Problem description
Please write out every entry below, word for word.
┄┄┄┄┄┄
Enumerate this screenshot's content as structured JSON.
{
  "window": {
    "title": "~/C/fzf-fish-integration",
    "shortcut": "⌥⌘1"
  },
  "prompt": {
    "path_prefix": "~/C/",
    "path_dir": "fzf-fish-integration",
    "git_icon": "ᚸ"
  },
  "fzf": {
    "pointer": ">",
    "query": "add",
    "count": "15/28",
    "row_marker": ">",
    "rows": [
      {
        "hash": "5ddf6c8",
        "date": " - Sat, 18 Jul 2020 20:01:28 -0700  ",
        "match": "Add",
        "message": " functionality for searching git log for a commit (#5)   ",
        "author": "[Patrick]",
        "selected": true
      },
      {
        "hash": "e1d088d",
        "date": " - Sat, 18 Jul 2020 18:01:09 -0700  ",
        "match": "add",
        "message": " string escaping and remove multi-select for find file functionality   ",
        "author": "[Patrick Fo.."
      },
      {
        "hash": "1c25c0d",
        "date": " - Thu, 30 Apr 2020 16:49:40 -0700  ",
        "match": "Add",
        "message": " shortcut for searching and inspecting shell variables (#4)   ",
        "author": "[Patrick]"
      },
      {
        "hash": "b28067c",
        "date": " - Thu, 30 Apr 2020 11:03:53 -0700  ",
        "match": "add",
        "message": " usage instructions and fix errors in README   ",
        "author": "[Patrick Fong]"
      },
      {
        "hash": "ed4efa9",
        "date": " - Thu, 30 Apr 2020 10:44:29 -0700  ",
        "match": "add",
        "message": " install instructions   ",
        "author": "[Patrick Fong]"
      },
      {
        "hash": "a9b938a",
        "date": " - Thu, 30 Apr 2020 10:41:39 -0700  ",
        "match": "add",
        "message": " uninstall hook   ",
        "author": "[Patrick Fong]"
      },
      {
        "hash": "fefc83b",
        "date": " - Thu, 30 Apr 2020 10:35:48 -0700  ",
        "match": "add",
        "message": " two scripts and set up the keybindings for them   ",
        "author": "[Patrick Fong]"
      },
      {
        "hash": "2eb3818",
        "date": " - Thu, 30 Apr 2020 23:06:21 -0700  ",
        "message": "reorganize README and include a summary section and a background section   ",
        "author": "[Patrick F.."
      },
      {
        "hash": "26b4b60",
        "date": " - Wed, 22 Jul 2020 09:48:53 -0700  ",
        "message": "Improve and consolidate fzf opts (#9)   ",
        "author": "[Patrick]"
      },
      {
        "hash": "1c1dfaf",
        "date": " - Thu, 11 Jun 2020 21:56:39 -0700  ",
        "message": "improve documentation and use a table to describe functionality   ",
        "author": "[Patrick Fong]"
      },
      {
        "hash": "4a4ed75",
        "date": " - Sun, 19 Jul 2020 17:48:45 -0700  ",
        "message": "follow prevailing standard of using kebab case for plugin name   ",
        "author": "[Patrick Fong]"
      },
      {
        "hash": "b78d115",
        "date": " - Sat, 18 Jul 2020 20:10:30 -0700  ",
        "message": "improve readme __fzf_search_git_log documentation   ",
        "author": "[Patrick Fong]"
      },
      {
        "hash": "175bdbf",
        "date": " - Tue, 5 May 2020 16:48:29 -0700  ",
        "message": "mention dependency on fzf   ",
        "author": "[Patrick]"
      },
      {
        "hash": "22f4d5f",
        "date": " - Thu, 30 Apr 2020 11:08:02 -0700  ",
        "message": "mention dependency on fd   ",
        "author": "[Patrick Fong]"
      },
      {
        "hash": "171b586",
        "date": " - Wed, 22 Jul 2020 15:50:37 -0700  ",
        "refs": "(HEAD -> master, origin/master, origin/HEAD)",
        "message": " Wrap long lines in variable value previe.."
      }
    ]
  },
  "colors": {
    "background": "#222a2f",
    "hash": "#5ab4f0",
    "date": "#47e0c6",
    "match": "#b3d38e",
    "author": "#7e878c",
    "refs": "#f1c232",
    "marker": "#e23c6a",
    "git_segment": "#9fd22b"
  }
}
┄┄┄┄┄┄
Solution for this exercise
Enumerate this screenshot's content as structured JSON.
{
  "window": {
    "title": "~/C/fzf-fish-integration",
    "shortcut": "⌥⌘1"
  },
  "prompt": {
    "path_prefix": "~/C/",
    "path_dir": "fzf-fish-integration",
    "git_icon": "ᚸ"
  },
  "fzf": {
    "pointer": ">",
    "query": "add",
    "count": "15/28",
    "row_marker": ">",
    "rows": [
      {
        "hash": "5ddf6c8",
        "date": " - Sat, 18 Jul 2020 20:01:28 -0700  ",
        "match": "Add",
        "message": " functionality for searching git log for a commit (#5)   ",
        "author": "[Patrick]",
        "selected": true
      },
      {
        "hash": "e1d088d",
        "date": " - Sat, 18 Jul 2020 18:01:09 -0700  ",
        "match": "add",
        "message": " string escaping and remove multi-select for find file functionality   ",
        "author": "[Patrick Fo.."
      },
      {
        "hash": "1c25c0d",
        "date": " - Thu, 30 Apr 2020 16:49:40 -0700  ",
        "match": "Add",
        "message": " shortcut for searching and inspecting shell variables (#4)   ",
        "author": "[Patrick]"
      },
      {
        "hash": "b28067c",
        "date": " - Thu, 30 Apr 2020 11:03:53 -0700  ",
        "match": "add",
        "message": " usage instructions and fix errors in README   ",
        "author": "[Patrick Fong]"
      },
      {
        "hash": "ed4efa9",
        "date": " - Thu, 30 Apr 2020 10:44:29 -0700  ",
        "match": "add",
        "message": " install instructions   ",
        "author": "[Patrick Fong]"
      },
      {
        "hash": "a9b938a",
        "date": " - Thu, 30 Apr 2020 10:41:39 -0700  ",
        "match": "add",
        "message": " uninstall hook   ",
        "author": "[Patrick Fong]"
      },
      {
        "hash": "fefc83b",
        "date": " - Thu, 30 Apr 2020 10:35:48 -0700  ",
        "match": "add",
        "message": " two scripts and set up the keybindings for them   ",
        "author": "[Patrick Fong]"
      },
      {
        "hash": "2eb3818",
        "date": " - Thu, 30 Apr 2020 23:06:21 -0700  ",
        "message": "reorganize README and include a summary section and a background section   ",
        "author": "[Patrick F.."
      },
      {
        "hash": "26b4b60",
        "date": " - Wed, 22 Jul 2020 09:48:53 -0700  ",
        "message": "Improve and consolidate fzf opts (#9)   ",
        "author": "[Patrick]"
      },
      {
        "hash": "1c1dfaf",
        "date": " - Thu, 11 Jun 2020 21:56:39 -0700  ",
        "message": "improve documentation and use a table to describe functionality   ",
        "author": "[Patrick Fong]"
      },
      {
        "hash": "4a4ed75",
        "date": " - Sun, 19 Jul 2020 17:48:45 -0700  ",
        "message": "follow prevailing standard of using kebab case for plugin name   ",
        "author": "[Patrick Fong]"
      },
      {
        "hash": "b78d115",
        "date": " - Sat, 18 Jul 2020 20:10:30 -0700  ",
        "message": "improve readme __fzf_search_git_log documentation   ",
        "author": "[Patrick Fong]"
      },
      {
        "hash": "175bdbf",
        "date": " - Tue, 5 May 2020 16:48:29 -0700  ",
        "message": "mention dependency on fzf   ",
        "author": "[Patrick]"
      },
      {
        "hash": "22f4d5f",
        "date": " - Thu, 30 Apr 2020 11:08:02 -0700  ",
        "message": "mention dependency on fd   ",
        "author": "[Patrick Fong]"
      },
      {
        "hash": "171b586",
        "date": " - Wed, 22 Jul 2020 15:50:37 -0700  ",
        "refs": "(HEAD -> master, origin/master, origin/HEAD)",
        "message": " Wrap long lines in variable value previe.."
      }
    ]
  },
  "colors": {
    "background": "#222a2f",
    "hash": "#5ab4f0",
    "date": "#47e0c6",
    "match": "#b3d38e",
    "author": "#7e878c",
    "refs": "#f1c232",
    "marker": "#e23c6a",
    "git_segment": "#9fd22b"
  }
}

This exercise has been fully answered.